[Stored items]
· · · · · · ·

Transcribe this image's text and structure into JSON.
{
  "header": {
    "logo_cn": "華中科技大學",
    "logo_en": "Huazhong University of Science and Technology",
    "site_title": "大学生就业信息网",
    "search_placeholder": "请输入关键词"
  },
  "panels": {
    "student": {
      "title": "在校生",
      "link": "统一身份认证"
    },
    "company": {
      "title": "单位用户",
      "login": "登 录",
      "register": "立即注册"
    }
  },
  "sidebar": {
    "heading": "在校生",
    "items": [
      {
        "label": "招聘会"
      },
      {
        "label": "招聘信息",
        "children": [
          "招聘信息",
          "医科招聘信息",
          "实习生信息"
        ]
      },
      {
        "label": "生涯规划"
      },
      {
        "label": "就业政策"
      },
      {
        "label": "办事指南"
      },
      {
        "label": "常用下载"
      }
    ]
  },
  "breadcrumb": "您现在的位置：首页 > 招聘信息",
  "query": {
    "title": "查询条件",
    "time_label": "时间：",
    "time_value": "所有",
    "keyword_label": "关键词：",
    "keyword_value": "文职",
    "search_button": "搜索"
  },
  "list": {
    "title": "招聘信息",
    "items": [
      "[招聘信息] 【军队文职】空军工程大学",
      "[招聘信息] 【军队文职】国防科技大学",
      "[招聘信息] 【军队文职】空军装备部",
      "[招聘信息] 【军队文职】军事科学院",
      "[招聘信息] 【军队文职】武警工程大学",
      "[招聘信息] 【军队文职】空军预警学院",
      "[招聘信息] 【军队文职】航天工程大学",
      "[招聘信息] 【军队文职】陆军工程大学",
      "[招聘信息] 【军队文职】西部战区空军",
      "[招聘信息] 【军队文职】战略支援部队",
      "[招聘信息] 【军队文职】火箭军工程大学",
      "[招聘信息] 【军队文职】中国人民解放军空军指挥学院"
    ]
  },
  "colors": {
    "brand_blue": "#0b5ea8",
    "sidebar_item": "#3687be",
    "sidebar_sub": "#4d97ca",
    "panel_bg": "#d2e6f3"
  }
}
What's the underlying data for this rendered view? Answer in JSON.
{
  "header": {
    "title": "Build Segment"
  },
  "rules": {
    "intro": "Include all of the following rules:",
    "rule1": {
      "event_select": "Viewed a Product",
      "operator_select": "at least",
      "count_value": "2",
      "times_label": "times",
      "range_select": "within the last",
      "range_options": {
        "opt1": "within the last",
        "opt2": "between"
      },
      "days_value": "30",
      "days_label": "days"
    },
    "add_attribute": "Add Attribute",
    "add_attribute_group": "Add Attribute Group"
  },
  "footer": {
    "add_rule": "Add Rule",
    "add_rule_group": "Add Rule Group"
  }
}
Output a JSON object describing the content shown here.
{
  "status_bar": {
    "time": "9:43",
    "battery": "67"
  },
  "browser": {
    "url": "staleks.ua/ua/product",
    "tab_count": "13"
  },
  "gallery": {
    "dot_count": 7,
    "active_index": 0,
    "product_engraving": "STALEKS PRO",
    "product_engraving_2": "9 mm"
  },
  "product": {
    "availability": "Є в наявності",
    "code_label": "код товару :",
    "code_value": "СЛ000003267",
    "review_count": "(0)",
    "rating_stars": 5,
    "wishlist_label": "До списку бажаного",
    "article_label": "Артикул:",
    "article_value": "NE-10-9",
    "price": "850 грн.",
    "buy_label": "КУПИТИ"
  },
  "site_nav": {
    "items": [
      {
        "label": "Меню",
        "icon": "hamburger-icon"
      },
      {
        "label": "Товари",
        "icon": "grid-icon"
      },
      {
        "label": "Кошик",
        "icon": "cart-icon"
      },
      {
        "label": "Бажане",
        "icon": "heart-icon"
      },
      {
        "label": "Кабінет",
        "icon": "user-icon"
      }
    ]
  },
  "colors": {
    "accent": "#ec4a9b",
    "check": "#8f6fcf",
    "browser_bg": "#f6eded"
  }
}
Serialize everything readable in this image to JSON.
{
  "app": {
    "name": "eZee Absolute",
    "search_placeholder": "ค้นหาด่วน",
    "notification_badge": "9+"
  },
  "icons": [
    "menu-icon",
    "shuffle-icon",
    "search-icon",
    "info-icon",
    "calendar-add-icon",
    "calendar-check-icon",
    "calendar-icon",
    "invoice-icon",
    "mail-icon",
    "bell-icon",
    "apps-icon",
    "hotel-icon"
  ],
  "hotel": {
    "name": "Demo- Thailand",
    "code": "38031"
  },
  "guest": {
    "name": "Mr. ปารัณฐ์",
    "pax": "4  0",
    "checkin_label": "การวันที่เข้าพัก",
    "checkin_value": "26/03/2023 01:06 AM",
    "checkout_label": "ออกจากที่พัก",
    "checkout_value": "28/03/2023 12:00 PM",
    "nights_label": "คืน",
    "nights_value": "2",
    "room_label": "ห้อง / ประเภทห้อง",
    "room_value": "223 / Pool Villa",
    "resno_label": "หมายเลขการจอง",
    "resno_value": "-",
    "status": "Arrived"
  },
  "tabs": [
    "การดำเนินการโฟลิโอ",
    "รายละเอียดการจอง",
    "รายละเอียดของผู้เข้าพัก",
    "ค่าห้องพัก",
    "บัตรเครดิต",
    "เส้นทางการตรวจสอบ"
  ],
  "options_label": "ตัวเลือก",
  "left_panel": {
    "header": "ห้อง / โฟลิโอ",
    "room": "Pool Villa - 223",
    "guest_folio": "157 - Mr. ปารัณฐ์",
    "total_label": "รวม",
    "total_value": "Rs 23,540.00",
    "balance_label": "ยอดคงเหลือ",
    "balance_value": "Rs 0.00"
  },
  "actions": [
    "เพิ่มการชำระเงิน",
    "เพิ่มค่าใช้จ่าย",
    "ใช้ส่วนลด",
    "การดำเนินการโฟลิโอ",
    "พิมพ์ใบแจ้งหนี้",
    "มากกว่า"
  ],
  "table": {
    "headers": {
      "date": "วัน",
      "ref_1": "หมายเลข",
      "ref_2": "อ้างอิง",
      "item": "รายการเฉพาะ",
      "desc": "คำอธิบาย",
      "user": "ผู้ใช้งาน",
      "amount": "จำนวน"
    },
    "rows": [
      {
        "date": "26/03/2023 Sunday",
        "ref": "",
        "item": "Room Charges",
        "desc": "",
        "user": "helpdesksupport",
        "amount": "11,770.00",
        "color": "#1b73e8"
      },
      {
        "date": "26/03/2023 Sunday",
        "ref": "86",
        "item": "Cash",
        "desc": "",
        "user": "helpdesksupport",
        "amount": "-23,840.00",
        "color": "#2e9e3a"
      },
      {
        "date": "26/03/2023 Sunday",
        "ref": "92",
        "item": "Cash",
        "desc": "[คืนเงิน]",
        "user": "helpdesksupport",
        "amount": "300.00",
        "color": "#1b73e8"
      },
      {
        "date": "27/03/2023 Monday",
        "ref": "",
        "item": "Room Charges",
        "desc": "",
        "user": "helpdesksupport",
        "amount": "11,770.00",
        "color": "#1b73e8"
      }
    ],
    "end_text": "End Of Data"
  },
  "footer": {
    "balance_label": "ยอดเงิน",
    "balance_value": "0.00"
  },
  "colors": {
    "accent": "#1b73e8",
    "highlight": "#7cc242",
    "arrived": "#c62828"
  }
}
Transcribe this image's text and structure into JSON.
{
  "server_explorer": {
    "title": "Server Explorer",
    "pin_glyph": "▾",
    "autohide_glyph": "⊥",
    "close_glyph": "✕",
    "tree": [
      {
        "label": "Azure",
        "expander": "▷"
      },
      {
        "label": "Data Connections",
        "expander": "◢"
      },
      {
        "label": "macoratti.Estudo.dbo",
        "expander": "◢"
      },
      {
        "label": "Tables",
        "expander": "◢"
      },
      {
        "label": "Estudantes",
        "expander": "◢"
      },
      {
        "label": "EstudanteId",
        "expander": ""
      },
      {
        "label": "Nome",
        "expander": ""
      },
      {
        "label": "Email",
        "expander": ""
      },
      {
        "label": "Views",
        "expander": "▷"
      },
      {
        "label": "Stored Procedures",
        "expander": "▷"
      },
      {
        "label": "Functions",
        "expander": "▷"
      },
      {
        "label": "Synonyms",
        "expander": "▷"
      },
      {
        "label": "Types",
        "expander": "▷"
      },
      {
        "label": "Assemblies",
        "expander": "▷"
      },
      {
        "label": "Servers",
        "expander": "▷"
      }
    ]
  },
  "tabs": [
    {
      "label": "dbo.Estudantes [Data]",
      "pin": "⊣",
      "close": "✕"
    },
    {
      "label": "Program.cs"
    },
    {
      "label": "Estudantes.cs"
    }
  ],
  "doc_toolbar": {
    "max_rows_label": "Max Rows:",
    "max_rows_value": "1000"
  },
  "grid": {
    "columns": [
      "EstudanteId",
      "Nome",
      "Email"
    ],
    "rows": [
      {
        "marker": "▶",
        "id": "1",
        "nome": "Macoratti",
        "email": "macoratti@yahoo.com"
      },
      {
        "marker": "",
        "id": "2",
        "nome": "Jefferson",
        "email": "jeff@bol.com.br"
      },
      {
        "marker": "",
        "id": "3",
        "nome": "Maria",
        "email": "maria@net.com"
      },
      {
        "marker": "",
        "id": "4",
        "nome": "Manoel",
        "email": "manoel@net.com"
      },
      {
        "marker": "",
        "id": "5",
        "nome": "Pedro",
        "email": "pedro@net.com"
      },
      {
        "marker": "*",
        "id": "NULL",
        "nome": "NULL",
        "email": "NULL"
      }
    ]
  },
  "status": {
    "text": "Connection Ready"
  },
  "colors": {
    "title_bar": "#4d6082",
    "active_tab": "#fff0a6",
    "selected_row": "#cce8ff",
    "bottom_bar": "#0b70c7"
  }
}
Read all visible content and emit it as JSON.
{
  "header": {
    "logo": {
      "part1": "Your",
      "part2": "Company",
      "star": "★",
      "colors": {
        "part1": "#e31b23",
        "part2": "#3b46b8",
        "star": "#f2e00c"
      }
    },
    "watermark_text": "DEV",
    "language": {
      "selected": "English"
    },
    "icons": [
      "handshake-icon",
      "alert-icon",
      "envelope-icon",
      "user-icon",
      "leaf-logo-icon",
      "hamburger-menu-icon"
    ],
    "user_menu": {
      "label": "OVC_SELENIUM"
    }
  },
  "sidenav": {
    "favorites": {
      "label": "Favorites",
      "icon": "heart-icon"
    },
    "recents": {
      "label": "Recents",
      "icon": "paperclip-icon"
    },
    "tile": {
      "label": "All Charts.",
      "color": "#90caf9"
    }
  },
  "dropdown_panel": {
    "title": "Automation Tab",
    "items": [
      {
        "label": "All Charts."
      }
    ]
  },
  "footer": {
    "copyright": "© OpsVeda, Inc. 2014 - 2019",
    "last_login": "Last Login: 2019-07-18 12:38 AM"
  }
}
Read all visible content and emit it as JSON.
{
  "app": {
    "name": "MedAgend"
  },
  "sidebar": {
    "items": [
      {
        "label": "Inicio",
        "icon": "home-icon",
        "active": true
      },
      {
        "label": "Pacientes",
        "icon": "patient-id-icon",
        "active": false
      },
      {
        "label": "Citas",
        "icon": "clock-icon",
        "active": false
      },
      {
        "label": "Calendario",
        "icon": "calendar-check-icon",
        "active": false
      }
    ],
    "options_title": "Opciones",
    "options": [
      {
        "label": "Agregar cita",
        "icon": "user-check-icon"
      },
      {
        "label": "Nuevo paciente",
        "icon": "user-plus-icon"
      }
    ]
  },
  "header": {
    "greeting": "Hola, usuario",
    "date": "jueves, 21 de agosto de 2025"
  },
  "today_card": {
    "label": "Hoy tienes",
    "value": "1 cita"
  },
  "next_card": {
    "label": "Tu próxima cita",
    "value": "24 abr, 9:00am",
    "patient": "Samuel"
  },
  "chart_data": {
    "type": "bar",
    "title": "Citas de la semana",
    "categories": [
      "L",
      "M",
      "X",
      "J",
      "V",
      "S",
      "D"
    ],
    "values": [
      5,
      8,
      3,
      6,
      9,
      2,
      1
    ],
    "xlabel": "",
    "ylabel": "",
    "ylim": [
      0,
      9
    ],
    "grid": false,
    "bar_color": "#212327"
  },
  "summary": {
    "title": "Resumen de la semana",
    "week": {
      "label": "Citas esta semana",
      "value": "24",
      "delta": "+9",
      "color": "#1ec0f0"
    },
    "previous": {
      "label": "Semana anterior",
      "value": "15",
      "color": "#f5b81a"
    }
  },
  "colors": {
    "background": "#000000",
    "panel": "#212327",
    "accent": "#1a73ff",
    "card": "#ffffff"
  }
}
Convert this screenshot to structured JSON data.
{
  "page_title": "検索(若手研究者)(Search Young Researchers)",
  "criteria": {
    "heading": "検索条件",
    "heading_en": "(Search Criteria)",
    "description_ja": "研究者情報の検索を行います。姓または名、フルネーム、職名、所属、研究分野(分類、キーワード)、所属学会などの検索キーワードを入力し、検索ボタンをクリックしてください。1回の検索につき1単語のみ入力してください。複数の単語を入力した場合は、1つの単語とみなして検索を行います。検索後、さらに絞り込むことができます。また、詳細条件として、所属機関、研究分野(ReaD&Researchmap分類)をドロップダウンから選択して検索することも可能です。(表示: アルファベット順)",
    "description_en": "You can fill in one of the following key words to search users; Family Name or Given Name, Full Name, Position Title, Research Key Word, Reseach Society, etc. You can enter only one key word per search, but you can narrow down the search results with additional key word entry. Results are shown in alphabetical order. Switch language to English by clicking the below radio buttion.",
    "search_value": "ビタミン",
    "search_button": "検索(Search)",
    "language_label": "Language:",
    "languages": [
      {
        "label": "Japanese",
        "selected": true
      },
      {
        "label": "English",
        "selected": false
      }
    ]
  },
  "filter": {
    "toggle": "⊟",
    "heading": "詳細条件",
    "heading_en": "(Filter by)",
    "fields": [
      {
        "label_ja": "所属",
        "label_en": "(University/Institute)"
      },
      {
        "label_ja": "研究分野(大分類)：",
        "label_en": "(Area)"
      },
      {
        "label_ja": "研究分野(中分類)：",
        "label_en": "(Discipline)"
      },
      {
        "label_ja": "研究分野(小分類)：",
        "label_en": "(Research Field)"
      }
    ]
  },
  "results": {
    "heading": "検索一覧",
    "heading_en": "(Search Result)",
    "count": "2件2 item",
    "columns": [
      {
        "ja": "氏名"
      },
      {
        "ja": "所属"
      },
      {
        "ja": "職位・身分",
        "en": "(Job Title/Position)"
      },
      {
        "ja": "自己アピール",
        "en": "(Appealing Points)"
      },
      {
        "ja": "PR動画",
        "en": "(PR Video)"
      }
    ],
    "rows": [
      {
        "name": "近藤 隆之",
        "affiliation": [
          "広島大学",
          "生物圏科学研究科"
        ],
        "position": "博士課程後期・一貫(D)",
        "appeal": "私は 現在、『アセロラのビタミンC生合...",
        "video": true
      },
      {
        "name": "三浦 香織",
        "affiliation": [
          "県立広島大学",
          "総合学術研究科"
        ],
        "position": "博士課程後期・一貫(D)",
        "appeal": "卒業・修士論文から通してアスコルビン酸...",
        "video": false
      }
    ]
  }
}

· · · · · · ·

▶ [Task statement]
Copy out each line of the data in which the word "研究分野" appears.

▶ [Response]
    "description_ja": "研究者情報の検索を行います。姓または名、フルネーム、職名、所属、研究分野(分類、キーワード)、所属学会などの検索キーワードを入力し、検索ボタンをクリックしてください。1回の検索につき1単語のみ入力してください。複数の単語を入力した場合は、1つの単語とみなして検索を行います。検索後、さらに絞り込むことができます。また、詳細条件として、所属機関、研究分野(ReaD&Researchmap分類)をドロップダウンから選択して検索することも可能です。(表示: アルファベット順)",
        "label_ja": "研究分野(大分類)：",
        "label_ja": "研究分野(中分類)：",
        "label_ja": "研究分野(小分類)：",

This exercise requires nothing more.